About the activity group
The GAMM activity group Data-driven modeling and numerical simulation of microstructured materials (GAMM AG Data) aims at coordinating the acitivities of the members of GAMM in the field of data-based modeling, simulation and analysis in the context of microstructured materials. The GAMM AG Data was jointly initiated by Felix Fritzen (University of Stuttgart) and Stefan Diebels (University of Saarbrücken). The proposal got accepted during the GAMM annual meeting in Braunschweig in March 2016.
In the recent years significant technological improvements have been made in the field of imageing based experimental setups. For instance, the quality and the velocity (i.e. frame rate) of computer tomography based imaging have both been improved considerably while, at the same time, X-ray computer tomography devices are now available in many research facilities. By virtue of the obtained three-dimensional images, microstructures of modern natural and artificial materials can be analyzed and used in direct numerical simulations. The incorporation of the three-dimensional microstructure information is however highly non-trivial from a numerical point of view. Special data-processing techniques that are able to operate on billions of unknowns are required, e.g., by making use of the advantageous properties of the Fast Fourier Transform (FFT). The development of algorithms and data handling techniques for the processing of three-dimensional data sets denote major topics of the GAMM AG Data. Innovative image processing techniques for automatic phase segmentation and microstructure reconstructions that are usable for finite element discretizations are equally important.
(Schüler, Jänicke, Steeb: Nonlinear modeling and computational homogenization of asphalt concrete on the basis of XRCT scans, in Const. Build. Mater. 109, p. 96-108, 2016)
Nondestructive imaging techniques can further reveal geometrical information about the microstructure in situ, i.e. in the course of an experiment. The investigation and modeling of the microstructural changes (e.g. bonds that break; compaction in foams; fluid flow in porous media etc.) based on experimental data is another key topic.
The diversity of the GAMM AG Data is also exemplified by the fields in which the associated researchers operate:

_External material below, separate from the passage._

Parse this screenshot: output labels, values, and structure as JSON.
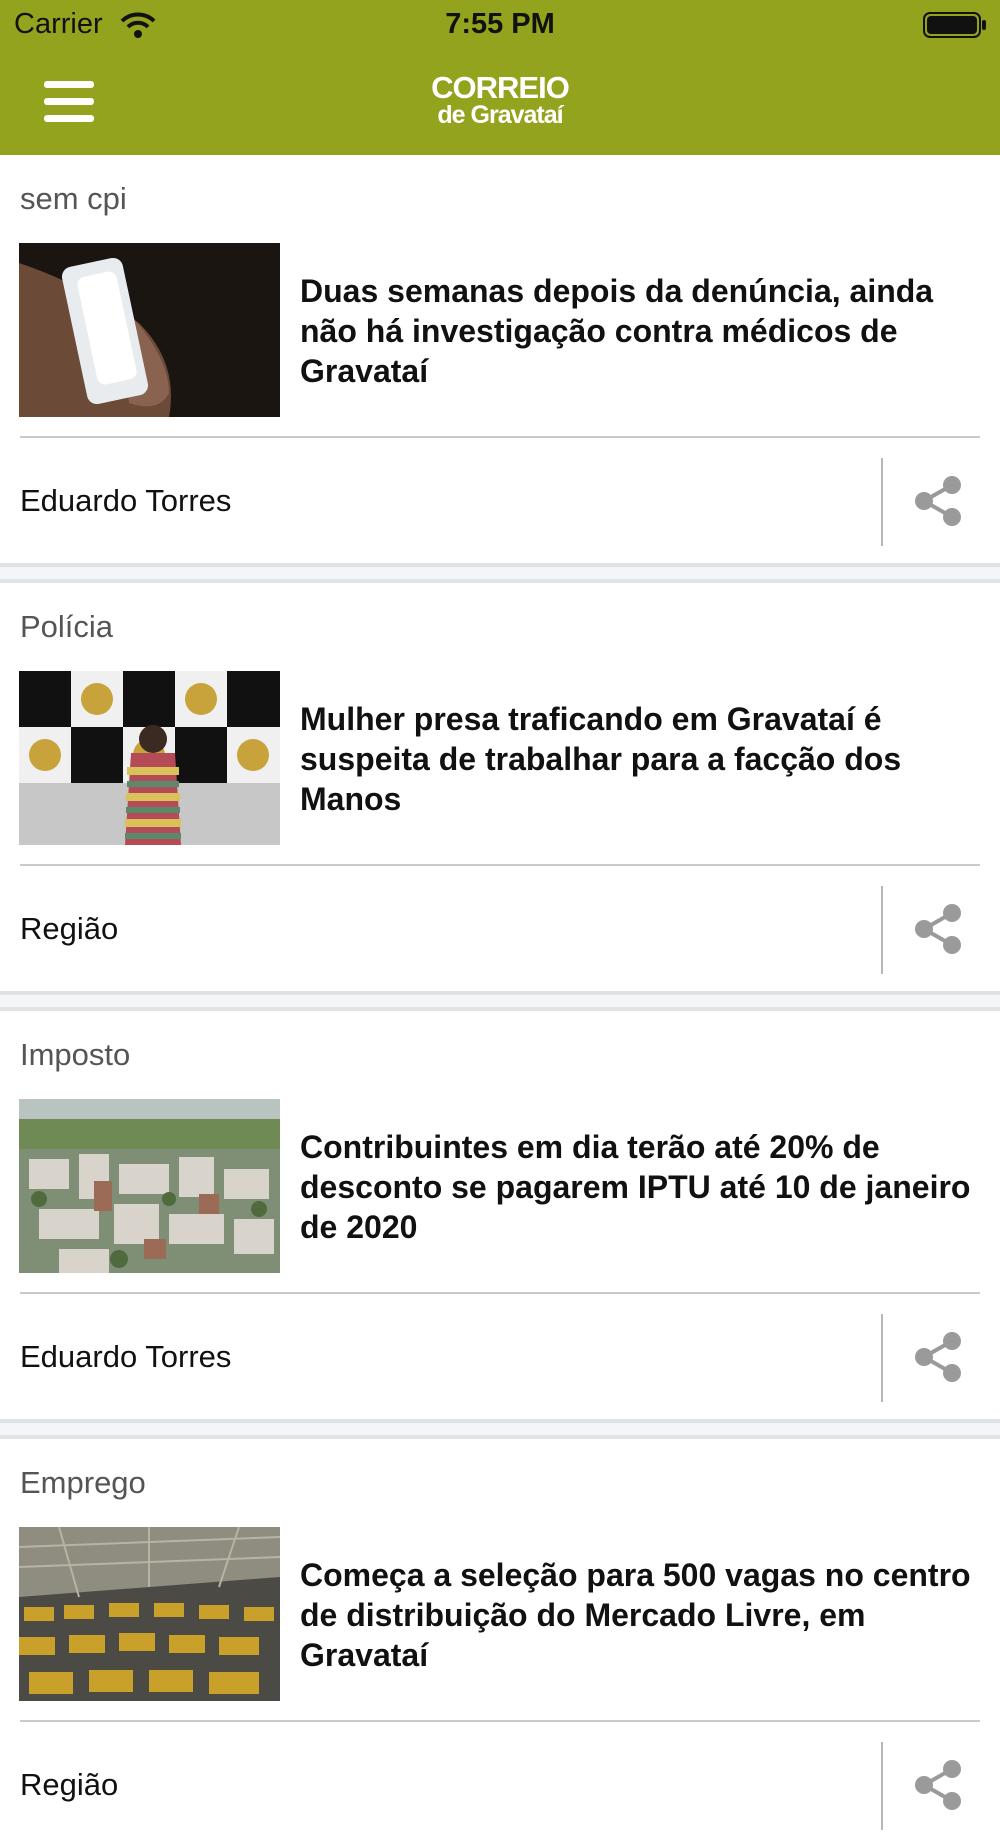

- applied mathematics
- high performance algorithms
- convergence behaviour of algorithms
- theoretical and applied mechanics
- constitutive modeling across the scales
- innovative multi-level constitutive models
- computer-assisted homogenization models
- materials science
- experimental techniques
- image processing
- in situ experiments
- high performance computing
- massively parallel algorithms
- efficient solvers for billions of unknowns
- large scale data structures
GAMM AG DATA Workshops
Due to the Covid-19 pandemic, this year's workshop is held in the form of an online meeting. We are looking forward to interesting scientific contributions alongside group discussions and virtual coffee meetings in break-out rooms. Participation is free of charge.
Stefanie Reese and her team (in particular Steffen Kastian and Robert Eggersmann) are organizing the new GAMM AG Data workshop in Aachen on May 6/7, 2019.
Benjamin Klusemann is organizing the 4th GAMM AG Data workshop which will be held at the Leuphana University in Lüneburg and at the Helholtz Zentrum Geesthacht. The workshop will comprise exciting keynote speakers and a lab tour.
Matti Schneider and Felix Fritzen jointly organize the third GAMM AG Data workshop. Although initially projected as a small scale working session, the number of attendees quickly grew and, again, some 30 scientists are joining the workshop.
Thomas Böhlke kindly organized the second GAMM AG Data workshop in Karlsruhe.
The first event of the GAMM activity group Data-driven modeling and numerical simulation of microstructured materials (GAMM AG Data) took place at the Universiity of Stuttgart on Sep 26/27th, 2016. The constitutional meeting was attended by 30 scientists. Many interesting discussions encompassed the scientific event.